## WORK ORDER
Could you filter the records below and return each line that holds "into"?

## SUPPLIED DATA
------------------------------------------------------------

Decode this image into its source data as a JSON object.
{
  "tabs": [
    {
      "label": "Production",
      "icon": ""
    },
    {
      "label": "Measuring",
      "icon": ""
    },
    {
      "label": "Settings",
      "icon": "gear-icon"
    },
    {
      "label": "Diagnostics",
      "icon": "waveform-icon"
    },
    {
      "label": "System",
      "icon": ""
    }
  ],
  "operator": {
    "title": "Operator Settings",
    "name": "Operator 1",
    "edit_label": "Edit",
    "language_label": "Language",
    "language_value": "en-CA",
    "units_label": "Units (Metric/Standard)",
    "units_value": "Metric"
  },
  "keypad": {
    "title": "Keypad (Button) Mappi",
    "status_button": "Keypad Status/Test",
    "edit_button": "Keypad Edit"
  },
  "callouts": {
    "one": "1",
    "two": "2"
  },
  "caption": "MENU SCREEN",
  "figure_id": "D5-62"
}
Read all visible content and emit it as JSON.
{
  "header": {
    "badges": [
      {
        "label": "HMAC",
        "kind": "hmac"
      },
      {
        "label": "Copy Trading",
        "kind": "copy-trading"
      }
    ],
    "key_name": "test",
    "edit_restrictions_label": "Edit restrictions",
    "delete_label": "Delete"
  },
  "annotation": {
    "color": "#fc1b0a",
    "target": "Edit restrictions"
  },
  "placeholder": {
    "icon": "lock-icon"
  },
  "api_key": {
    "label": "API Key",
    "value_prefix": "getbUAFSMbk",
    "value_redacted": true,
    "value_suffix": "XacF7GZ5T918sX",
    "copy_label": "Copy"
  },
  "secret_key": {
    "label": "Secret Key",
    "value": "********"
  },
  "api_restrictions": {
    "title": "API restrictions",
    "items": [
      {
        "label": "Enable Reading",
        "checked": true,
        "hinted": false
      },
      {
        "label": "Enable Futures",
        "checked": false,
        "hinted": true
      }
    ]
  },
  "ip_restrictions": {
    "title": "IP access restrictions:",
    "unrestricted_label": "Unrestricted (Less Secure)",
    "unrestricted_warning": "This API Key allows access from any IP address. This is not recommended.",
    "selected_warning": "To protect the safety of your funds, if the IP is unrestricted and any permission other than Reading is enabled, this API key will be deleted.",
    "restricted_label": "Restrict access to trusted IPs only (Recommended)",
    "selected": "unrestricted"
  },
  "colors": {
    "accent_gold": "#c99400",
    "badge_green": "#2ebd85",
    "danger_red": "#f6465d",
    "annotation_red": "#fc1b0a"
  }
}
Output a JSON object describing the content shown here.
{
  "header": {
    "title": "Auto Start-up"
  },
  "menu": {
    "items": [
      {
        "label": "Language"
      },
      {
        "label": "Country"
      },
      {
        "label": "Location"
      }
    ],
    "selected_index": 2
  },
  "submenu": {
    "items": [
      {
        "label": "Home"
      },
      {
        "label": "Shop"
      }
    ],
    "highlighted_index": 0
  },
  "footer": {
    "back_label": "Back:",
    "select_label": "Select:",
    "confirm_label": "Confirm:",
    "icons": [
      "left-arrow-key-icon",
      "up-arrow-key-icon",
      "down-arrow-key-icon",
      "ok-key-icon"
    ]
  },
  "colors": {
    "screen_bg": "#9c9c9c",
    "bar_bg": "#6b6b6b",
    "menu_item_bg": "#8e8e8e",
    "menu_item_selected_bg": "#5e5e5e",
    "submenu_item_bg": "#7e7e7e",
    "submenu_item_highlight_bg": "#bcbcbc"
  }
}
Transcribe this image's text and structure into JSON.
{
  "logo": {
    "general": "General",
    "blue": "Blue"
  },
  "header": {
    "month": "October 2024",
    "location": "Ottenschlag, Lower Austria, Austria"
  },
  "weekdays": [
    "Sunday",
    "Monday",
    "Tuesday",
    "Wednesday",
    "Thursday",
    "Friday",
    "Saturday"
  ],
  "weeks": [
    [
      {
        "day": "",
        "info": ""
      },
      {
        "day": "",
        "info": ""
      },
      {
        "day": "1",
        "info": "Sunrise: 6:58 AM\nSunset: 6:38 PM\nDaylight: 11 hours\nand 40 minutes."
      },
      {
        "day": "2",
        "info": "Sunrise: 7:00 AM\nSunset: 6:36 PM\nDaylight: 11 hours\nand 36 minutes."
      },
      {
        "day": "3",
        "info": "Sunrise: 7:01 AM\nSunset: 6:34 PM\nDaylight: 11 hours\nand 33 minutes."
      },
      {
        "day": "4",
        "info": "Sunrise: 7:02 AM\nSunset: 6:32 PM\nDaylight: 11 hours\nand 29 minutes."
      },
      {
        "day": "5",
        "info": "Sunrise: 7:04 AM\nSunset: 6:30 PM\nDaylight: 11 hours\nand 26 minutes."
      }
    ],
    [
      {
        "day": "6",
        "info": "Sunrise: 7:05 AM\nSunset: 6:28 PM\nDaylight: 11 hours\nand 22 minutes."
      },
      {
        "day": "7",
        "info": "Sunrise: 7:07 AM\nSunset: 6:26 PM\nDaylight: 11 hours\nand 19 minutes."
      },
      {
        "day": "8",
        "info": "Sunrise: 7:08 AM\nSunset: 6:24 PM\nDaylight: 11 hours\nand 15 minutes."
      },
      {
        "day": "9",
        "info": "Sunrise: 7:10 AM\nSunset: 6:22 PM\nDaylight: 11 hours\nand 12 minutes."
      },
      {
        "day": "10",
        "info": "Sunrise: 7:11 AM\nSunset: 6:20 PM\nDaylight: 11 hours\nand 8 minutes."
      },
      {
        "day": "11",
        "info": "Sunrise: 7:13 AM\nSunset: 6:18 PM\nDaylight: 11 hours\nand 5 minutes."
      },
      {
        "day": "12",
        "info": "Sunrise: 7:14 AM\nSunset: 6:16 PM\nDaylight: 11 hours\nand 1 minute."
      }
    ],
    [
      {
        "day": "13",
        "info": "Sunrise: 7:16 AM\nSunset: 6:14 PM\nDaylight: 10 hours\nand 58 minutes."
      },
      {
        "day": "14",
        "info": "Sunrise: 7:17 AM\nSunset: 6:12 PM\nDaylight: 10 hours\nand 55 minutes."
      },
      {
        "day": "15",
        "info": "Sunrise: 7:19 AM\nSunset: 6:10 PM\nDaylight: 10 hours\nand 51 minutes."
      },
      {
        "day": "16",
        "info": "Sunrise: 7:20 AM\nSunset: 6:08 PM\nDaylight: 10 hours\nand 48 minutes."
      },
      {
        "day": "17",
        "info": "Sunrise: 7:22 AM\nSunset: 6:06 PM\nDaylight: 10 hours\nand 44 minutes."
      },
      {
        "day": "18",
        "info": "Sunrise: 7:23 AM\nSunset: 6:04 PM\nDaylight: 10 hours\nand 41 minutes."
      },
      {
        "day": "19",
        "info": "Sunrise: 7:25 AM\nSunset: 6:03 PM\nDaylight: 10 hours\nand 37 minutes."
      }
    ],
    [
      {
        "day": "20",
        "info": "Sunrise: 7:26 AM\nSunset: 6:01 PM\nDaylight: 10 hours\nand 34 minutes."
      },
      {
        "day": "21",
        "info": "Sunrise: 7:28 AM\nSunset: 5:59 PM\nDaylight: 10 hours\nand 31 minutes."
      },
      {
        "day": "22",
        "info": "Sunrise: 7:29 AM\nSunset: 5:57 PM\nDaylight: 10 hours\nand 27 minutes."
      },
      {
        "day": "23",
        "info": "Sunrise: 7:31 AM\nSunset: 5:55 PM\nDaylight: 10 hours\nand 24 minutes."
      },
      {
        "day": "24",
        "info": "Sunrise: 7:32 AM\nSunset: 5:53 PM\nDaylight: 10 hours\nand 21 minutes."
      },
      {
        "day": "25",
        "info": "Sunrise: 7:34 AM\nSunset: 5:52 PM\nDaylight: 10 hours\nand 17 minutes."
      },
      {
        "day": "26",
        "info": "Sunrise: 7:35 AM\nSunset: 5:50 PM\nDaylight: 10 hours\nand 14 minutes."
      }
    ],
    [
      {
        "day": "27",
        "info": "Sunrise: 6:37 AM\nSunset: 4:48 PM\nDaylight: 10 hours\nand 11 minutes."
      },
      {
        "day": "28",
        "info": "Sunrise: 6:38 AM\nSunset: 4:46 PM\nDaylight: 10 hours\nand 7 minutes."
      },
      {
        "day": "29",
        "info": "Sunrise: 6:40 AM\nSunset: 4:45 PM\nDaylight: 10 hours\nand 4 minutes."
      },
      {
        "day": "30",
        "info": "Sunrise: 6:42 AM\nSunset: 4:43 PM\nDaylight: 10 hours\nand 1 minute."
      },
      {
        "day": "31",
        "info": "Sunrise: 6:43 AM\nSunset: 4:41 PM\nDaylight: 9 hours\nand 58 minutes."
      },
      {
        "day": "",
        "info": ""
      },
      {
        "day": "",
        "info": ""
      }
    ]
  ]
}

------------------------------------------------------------

## TASK SOLUTION
Decode this image into its source data as a JSON object.
Transcribe this image's text and structure into JSON.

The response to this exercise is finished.